Spring Flowers: Cultivating the Education Program
A trio of four-year olds arrives quietly, ushered in by young teachers. They tiptoe along the carpeted path to my desk by the southerly first floor windows, as we’re preparing a workshop on services for budding alumni. Lemon rose, coral tulip, and purple sweet william are tied in fuchsia-colored satin, an annual token of appreciation from the children of Hollingworth Preschool. A delight, the posy recalls how daylight stretches into evening, and sunnier, warmer weather whisks away the dreary New York City winter.
Highlighting the many seeds sown for Spring, our Socratic conversations embrace timely topics and classic themes of humanity: goodwill, willpower, special needs, superstition, technology, information, diversity, war. Dialogue and discussion model inquiry, as blue hollyhocks bend in a Mediterranean breeze — healthful, dynamic, and vertical appeal.

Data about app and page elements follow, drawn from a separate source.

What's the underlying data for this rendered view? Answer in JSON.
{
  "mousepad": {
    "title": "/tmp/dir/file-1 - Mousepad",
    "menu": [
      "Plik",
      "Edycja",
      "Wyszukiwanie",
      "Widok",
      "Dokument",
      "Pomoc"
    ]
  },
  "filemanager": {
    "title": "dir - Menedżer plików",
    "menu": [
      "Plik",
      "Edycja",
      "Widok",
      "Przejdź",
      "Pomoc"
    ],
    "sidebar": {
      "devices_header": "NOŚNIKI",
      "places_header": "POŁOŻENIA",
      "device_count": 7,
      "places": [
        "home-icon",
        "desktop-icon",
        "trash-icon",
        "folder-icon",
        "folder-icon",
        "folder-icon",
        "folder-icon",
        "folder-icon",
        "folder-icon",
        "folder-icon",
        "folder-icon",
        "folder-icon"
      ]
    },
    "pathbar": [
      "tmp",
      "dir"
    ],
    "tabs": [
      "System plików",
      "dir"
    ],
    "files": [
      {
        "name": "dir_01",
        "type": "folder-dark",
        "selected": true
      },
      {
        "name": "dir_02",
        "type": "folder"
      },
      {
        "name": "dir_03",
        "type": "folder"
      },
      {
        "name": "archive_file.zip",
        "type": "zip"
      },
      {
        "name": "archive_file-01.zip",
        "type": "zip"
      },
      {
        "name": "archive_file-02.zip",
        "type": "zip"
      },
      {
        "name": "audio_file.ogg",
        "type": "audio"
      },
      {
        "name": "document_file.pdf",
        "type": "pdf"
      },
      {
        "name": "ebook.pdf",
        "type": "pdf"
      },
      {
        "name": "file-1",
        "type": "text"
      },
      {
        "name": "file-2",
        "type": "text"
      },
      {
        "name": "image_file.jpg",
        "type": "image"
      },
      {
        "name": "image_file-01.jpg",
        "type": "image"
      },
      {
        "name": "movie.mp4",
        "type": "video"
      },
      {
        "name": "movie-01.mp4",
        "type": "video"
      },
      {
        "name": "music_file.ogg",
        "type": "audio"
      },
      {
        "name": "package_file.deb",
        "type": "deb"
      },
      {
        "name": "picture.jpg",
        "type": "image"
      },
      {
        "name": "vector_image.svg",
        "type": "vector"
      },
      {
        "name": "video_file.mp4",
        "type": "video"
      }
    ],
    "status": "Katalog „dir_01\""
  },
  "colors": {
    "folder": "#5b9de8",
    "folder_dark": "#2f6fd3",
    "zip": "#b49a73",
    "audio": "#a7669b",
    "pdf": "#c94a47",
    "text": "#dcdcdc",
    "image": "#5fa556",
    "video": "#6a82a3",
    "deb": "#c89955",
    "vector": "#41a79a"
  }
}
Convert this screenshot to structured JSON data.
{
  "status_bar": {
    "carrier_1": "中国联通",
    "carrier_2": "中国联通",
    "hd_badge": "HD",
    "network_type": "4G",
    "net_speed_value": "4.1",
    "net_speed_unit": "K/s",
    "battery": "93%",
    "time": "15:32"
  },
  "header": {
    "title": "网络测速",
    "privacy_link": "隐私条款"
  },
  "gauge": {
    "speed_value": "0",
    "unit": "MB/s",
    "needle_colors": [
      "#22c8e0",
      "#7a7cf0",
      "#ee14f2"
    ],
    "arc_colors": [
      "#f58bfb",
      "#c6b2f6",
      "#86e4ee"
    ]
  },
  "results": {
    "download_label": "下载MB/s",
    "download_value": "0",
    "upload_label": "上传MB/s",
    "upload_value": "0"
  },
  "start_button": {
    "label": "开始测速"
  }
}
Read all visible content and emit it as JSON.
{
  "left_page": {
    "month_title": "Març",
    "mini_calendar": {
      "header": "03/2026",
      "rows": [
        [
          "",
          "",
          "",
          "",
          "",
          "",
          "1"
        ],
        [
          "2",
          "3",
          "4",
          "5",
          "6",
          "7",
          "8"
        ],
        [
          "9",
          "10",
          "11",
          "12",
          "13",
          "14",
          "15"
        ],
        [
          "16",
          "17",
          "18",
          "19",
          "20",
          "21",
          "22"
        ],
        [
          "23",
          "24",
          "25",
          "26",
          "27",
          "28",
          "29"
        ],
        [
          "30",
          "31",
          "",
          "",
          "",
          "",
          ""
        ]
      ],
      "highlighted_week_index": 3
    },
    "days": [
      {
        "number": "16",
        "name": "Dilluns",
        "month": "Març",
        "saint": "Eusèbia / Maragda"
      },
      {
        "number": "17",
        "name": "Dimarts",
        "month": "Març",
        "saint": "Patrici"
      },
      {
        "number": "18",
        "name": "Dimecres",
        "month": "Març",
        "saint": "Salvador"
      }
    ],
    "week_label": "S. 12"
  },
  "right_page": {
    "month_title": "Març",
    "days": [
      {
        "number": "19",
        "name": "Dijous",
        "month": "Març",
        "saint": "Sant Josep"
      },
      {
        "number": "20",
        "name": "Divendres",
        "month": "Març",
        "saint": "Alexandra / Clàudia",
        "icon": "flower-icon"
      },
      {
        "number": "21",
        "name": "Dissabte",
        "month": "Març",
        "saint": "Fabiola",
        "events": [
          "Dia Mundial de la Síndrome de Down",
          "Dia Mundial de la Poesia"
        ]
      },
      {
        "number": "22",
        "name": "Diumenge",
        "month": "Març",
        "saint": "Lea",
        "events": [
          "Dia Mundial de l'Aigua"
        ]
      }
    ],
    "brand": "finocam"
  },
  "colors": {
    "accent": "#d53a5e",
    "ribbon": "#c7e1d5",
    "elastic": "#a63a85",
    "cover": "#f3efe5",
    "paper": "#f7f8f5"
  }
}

Partner to Socrates is the University Seminar. We co-plant fresh talks on willpower, diversity, alternative education, educating the emotions. The seminars liken to sweet-scented hyacinths, also native to the ancient eastern shores of the Mediterranean, now one of the three big Spring bulbs — wholly perfuming our garden in violet splendor on otherwise still Monday nights.
Bilingual-bicultural schooling, critical small schools, immigration and language, social justice and literacy, youth studies, art protest, race and patience petal the yellow daffodils — cheerful narcissus of book talks growing anywhere, anytime, in full sunshine.
Guest Talks are the daylilies – with their abundance of orange flower buds that open over a long period of time: human rights, religion, arts’ development, new forms of music, and teaching to lessen bio-social risk and daily stress. These gorgeous perennials establish quickly, grow vigorously, and survive their winters well.
Jewels to the Spring garden, educational films bloom vividly like primroses. We feature pen pal programs from Bedford Stuyvesant to Sierra Leone; invisible children of Uganda, Daisy Bates of Little Rock, coming of age in Oklahoma, gentrification of New York City, and obesity in our nation. We travel to the Tibet House on the eve of the national elections in Myanmar to host The Lady, admiring pro-democracy leader Aung San Suu Kyi, who pins pure white blossoms to her hair.
Tulips constitute our colorful instructional offerings, stemming with love for a programmatic blend of workshops, working groups, and orientations: social networking, grant seeking and writing, crisis mapping, alumni tools, Moodle, six-word memoir, and tours — in person and with puppets. We eye our patch of deep red gerberas — the databases flowering with resources for Braille, cultural psychology, youth art, child abuse prevention, and alumni resources.
Enriching our soil are live musical performances: celebratory classical (with a twist of graduation, old-time, ragtime), Chinese violin (the erhu), original vocal jazz , and Cuban sounds are the lilies of the valley — the return of happiness in the language of flowers — while that delicate cool grower, the pansy, keeps blooming until the weather turns hot: our cafe exhibits daily news from around the world and historically breaking stories of literature, publishing, sport, adventure, culture, festivals, autism, technology, toys, teachers, and libraries!
We survey our work — growing our garden, tending our plants, catching the mid-May flowers, watching the little ones leave and our graduates go on.
|Education Program: Spring 2012|
|University Seminar on Innovation in Education||4||177|